“If you believe analytics is everywhere and is the foundation of monetization of social media, telecommunications, or any consumer endeavor, then having the breadth to deliver your software in any form is going to be a huge advantage,” he says.
So, given the firm’s promising trajectory, why sell to HP now? (We don’t know the exact terms yet, but it sounds like it was a good deal for Vertica’s investors.) According to Lynch, it was time. Vertica started in 2005, so it’s been around for a while. To do a legitimate IPO, he says, would have taken another 18 months. What’s more, the consolidation that’s been going on in big data analytics in the past year—with EMC buying Greenplum and IBM buying Netezza—probably sped up the deal.
And, of course, HP gives Vertica a much bigger means of distribution and access to more big customers. Now it will be up to HP to execute in the market, Lynch says. “Our ambitions are to build a billion-dollar business,” he says of Vertica.

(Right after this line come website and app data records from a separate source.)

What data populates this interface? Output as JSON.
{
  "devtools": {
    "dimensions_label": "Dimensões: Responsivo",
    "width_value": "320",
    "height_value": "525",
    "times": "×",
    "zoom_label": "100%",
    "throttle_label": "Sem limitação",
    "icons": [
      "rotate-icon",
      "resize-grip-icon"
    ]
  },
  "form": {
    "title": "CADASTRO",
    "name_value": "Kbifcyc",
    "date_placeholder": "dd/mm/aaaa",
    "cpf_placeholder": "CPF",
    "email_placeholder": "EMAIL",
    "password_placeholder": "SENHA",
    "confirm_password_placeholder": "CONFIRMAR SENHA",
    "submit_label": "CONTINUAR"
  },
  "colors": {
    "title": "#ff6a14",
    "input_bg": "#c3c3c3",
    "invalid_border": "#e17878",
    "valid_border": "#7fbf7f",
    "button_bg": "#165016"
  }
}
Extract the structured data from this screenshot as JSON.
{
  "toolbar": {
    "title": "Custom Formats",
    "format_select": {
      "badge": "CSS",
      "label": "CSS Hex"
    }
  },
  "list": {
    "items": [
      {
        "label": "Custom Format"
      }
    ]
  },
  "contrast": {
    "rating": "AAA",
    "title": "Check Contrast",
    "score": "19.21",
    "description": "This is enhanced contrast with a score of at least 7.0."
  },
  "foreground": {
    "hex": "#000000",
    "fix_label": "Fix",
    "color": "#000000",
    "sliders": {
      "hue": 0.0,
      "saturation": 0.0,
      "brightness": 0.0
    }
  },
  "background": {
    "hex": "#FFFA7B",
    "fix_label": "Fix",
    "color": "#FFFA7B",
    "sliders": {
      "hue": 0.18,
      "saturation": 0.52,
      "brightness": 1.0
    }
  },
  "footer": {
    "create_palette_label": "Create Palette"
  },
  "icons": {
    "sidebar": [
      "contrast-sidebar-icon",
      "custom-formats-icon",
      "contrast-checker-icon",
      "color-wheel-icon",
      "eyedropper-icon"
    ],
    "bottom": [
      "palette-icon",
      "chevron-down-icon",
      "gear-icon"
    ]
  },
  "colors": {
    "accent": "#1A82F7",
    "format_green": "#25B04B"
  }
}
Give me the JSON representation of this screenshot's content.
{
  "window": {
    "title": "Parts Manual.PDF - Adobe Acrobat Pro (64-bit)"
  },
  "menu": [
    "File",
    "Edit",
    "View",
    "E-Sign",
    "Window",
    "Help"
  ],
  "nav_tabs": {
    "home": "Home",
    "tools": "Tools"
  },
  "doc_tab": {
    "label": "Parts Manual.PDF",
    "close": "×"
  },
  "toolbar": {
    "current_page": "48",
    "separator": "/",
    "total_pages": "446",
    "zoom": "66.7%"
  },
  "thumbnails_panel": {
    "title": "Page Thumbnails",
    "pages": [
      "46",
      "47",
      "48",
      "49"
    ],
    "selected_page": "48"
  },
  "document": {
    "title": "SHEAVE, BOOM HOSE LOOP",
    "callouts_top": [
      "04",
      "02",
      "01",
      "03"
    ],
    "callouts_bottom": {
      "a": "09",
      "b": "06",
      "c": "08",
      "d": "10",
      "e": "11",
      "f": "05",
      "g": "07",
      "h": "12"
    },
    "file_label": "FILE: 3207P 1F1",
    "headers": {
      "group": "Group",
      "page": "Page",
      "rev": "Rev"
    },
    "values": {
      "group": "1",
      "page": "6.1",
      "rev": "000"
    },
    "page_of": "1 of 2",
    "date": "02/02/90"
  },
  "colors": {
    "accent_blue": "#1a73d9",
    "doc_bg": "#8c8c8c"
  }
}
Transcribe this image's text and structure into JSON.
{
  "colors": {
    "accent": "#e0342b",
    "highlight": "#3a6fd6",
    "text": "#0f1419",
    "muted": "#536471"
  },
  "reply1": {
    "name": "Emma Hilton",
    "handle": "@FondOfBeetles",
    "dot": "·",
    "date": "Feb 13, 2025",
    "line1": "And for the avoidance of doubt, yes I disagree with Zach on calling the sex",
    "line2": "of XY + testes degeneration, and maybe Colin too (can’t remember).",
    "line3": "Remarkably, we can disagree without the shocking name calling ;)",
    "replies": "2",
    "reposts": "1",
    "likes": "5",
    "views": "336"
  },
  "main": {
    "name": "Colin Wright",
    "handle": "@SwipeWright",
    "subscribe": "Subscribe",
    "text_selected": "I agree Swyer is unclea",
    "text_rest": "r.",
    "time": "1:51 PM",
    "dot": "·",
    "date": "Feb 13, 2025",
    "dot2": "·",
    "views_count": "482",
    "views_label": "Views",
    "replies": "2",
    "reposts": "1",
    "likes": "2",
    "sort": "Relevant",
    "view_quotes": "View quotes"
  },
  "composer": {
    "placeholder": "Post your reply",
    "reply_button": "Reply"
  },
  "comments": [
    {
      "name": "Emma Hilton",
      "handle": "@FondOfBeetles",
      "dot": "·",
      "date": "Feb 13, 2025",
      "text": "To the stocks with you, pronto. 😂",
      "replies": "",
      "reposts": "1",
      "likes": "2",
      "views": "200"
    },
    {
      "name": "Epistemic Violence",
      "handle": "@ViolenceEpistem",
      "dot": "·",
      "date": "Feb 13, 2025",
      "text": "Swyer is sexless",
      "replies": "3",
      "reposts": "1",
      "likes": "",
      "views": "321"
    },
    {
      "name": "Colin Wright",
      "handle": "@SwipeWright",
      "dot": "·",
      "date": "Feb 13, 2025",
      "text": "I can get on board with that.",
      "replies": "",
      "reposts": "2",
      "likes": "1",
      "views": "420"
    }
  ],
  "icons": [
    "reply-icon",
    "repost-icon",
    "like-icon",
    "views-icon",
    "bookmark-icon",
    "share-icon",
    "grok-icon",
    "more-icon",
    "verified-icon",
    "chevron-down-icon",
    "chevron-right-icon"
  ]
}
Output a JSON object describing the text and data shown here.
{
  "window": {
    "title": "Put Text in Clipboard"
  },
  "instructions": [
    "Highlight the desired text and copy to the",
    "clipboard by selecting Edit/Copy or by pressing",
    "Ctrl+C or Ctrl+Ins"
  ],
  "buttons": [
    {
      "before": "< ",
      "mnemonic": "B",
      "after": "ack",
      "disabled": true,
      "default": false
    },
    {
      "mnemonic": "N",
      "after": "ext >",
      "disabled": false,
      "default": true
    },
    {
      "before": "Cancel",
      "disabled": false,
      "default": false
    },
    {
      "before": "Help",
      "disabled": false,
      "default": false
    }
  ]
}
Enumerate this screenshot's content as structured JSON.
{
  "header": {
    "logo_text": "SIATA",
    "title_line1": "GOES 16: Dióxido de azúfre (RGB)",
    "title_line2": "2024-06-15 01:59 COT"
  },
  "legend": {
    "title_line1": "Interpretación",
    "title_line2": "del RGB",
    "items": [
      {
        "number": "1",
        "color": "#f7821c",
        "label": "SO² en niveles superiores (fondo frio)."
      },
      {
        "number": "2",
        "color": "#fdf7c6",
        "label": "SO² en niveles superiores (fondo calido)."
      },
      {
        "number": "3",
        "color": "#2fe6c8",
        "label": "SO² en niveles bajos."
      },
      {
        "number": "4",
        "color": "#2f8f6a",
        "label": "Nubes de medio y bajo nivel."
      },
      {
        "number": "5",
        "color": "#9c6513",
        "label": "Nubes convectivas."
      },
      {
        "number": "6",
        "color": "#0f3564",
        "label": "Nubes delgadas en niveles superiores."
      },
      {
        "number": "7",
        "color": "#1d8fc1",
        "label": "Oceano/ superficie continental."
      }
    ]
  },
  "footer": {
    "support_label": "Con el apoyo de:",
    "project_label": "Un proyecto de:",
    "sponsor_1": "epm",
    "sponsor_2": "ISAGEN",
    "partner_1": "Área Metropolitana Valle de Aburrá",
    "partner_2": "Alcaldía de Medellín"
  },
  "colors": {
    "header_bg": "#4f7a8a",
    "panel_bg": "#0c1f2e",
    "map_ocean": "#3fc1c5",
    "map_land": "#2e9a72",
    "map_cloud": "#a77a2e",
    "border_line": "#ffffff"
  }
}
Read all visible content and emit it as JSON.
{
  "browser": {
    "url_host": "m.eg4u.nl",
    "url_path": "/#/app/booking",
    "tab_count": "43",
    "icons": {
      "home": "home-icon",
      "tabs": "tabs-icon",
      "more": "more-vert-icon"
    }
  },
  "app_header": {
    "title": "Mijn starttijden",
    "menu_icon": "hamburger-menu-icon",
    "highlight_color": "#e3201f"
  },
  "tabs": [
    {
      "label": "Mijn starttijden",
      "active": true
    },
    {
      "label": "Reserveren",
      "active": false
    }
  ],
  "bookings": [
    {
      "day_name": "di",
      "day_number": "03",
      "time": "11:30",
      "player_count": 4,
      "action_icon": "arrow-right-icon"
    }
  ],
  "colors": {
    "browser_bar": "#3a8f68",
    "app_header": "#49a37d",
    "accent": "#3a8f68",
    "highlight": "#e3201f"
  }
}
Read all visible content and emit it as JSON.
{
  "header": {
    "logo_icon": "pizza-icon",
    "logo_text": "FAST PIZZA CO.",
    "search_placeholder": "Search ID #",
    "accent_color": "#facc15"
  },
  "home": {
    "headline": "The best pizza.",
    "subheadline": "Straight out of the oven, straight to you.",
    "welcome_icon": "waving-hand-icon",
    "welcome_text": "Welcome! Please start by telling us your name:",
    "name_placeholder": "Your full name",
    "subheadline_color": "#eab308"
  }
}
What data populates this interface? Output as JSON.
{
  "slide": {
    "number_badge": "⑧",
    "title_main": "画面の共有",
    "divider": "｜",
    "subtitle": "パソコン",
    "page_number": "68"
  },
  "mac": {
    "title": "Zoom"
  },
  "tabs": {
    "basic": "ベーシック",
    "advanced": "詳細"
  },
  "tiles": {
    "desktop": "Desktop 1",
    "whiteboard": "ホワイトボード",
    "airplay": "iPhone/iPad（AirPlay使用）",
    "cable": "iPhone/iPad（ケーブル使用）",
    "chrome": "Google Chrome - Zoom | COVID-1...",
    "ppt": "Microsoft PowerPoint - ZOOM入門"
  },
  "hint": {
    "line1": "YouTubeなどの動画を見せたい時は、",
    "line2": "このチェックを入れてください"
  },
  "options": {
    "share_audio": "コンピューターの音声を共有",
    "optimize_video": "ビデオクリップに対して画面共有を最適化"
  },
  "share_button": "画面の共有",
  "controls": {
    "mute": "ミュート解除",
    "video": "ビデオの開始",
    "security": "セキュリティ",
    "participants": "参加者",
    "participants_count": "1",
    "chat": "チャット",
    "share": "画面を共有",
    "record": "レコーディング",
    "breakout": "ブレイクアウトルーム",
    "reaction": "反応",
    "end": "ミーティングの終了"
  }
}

It certainly won’t be easy. The biggest short-term challenge he sees is “how to grow without watering down the gene pool.” But if his team is able to clear that hurdle, he wants to take a lesson from DEC (Digital), the company of his youth, and apply it to his new parent.
“Digital was a very innovative, compassionate, productive company,” Lynch says. “But it got caught up in its success—what got it to $14 billion [revenue] wouldn’t get it to $140 billion. They started breathing their own exhaust, they didn’t embrace the PC. Companies tend to do that. It’s tough, when you’re successful, to make changes. And I extend that to HP. Buying Vertica is a bold change.”